“The Philippine government is in full control and fully aware that the Maute Group/ISIS groups have the capability, although limited, to disturb the peace; they have shown no hesitation in causing havoc, taking innocent lives and destroying property,” the department said.
The International Committee of the Red Cross Co-Head of Delegation Pascal Porchet urged the government and the rebels to spare civilians and respect civilian properties such as hospitals and schools.
“We are extremely concerned about the impact of the ongoing hostilities in Marawi City on the civilians,” Porchet said.
The Philippines on Wednesday assured the diplomatic community that martial law in Mindanao was necessary to “suppress lawless violence and rebellion” by the Maute Group that recently pledged allegiance to the Islamic State of Iraq and Syria the Department of Foreign Affairs said.
It made the statement after President Rodrigo Duterte cut short his first state visit to Russia and declared martial law on Tuesday night when Maute group attacked Marawi City, killed several individuals who could not recite Islamic verses and burned public buildings and houses.
“In order to suppress lawless violence and rebellion and for public safety, it is necessary to declare martial law on the entire island of Mindanao including Sulu, Jolo and Tawi-Tawi for a maximum of 60 days,” the department stated.
Meanwhile, Human Rights Watch deputy director for Asia Division Phil Robertson feared that Duterte’s declaration of martial law in Mindanao could bring further rampant abuses.

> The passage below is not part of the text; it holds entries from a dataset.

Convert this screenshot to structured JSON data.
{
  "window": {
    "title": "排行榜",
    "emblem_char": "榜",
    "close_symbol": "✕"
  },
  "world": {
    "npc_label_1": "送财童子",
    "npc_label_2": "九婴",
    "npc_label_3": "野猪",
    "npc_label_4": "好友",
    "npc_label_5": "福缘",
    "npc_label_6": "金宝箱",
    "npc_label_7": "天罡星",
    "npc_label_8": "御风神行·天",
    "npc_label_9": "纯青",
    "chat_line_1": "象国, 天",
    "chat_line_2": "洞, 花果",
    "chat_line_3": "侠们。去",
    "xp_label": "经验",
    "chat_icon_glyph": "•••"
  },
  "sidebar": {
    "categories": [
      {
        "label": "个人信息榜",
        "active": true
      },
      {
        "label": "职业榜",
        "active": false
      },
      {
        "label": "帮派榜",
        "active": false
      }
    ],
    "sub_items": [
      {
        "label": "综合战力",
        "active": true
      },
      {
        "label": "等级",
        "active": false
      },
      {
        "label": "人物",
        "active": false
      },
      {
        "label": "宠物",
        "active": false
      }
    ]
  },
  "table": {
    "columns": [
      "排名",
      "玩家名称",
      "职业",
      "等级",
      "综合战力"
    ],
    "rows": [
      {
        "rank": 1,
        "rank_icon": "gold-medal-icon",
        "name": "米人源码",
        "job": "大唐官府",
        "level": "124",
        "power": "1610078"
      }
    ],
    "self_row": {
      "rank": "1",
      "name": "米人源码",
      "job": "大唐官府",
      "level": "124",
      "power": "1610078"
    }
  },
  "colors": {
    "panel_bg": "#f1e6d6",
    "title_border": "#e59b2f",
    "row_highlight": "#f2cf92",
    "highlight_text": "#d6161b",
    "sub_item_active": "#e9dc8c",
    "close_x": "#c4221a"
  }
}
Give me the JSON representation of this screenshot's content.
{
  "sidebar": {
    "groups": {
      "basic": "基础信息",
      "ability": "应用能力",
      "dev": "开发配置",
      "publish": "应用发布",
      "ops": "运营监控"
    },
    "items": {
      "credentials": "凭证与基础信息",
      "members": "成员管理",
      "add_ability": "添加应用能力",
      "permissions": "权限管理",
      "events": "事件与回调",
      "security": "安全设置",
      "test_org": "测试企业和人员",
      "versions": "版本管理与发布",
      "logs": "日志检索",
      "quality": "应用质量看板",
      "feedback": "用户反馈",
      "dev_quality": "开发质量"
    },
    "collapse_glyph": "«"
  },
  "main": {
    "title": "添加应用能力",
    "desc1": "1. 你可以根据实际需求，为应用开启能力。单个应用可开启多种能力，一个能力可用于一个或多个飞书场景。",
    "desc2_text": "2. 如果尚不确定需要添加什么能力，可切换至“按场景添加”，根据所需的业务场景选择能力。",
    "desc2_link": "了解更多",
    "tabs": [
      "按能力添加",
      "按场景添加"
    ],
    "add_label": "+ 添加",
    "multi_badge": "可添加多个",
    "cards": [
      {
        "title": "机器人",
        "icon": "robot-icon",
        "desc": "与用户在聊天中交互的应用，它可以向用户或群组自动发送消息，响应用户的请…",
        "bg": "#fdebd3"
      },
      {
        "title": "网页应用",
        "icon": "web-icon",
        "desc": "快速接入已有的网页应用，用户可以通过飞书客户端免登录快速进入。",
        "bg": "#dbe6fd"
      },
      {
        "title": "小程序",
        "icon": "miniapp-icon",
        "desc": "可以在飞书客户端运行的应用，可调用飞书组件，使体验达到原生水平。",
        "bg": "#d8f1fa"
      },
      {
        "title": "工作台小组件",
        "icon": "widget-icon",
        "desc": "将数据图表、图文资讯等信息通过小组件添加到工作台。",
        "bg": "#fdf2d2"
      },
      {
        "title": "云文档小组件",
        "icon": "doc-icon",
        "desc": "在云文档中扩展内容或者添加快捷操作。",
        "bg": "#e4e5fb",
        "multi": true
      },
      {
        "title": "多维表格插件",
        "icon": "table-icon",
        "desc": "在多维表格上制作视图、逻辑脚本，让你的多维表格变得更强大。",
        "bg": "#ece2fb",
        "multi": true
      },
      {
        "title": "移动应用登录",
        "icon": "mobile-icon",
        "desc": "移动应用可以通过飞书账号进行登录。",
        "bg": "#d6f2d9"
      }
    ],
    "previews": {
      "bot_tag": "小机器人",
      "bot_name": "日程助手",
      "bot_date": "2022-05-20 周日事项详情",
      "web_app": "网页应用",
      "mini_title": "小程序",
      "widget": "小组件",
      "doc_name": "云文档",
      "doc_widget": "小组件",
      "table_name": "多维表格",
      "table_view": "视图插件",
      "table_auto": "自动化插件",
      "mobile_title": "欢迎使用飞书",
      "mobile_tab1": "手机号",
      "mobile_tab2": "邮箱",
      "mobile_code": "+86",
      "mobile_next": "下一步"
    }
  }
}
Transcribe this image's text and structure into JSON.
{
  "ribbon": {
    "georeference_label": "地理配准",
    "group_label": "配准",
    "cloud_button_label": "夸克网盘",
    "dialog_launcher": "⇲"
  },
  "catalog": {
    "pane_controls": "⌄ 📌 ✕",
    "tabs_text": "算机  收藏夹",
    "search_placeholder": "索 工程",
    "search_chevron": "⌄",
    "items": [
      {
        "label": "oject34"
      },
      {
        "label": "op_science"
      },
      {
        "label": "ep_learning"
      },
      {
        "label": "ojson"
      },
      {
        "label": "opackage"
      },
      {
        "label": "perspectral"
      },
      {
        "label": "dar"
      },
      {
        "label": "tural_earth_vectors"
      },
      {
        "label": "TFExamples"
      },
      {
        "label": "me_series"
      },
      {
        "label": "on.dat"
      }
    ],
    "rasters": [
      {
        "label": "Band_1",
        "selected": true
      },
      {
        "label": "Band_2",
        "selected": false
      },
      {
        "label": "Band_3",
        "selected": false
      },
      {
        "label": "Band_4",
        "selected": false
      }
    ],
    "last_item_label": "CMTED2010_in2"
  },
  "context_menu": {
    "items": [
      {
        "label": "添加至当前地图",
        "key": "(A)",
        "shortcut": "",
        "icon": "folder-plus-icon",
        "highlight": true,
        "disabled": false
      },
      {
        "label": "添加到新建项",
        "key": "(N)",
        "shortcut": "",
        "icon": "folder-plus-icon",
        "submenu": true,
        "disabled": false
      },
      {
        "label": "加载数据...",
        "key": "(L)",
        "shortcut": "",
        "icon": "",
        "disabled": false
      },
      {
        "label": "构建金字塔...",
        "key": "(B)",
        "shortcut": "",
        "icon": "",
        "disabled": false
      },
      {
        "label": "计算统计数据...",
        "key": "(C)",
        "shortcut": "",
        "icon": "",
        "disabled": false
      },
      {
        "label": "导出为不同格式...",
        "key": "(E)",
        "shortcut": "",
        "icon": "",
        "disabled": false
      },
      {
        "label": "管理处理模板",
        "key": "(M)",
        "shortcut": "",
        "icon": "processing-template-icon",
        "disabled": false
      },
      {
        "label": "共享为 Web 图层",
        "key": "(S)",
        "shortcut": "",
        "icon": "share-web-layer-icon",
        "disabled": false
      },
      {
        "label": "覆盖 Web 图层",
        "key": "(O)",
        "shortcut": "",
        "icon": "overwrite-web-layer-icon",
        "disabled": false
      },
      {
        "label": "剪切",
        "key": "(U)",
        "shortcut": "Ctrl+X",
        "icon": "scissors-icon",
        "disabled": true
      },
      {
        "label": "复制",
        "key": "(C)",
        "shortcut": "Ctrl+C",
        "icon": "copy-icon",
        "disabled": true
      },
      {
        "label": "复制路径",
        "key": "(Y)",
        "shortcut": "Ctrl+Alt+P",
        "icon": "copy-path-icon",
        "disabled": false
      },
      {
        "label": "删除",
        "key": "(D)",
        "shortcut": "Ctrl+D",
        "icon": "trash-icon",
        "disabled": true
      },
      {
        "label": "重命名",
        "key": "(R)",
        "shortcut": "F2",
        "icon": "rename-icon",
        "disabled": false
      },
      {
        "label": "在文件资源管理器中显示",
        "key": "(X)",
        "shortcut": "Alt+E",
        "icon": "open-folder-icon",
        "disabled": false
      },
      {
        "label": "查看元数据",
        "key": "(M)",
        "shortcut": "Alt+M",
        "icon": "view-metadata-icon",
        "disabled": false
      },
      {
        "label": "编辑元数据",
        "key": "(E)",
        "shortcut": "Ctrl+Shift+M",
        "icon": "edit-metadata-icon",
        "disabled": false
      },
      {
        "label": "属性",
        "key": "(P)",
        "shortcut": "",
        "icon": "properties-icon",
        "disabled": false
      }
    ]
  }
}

“We urge the Philippine government to ensure that the rights of all Filipinos are respected as it addresses violence and crime in the southern Philippines. Martial law is no excuse to trample on civil liberties,” Robertson said.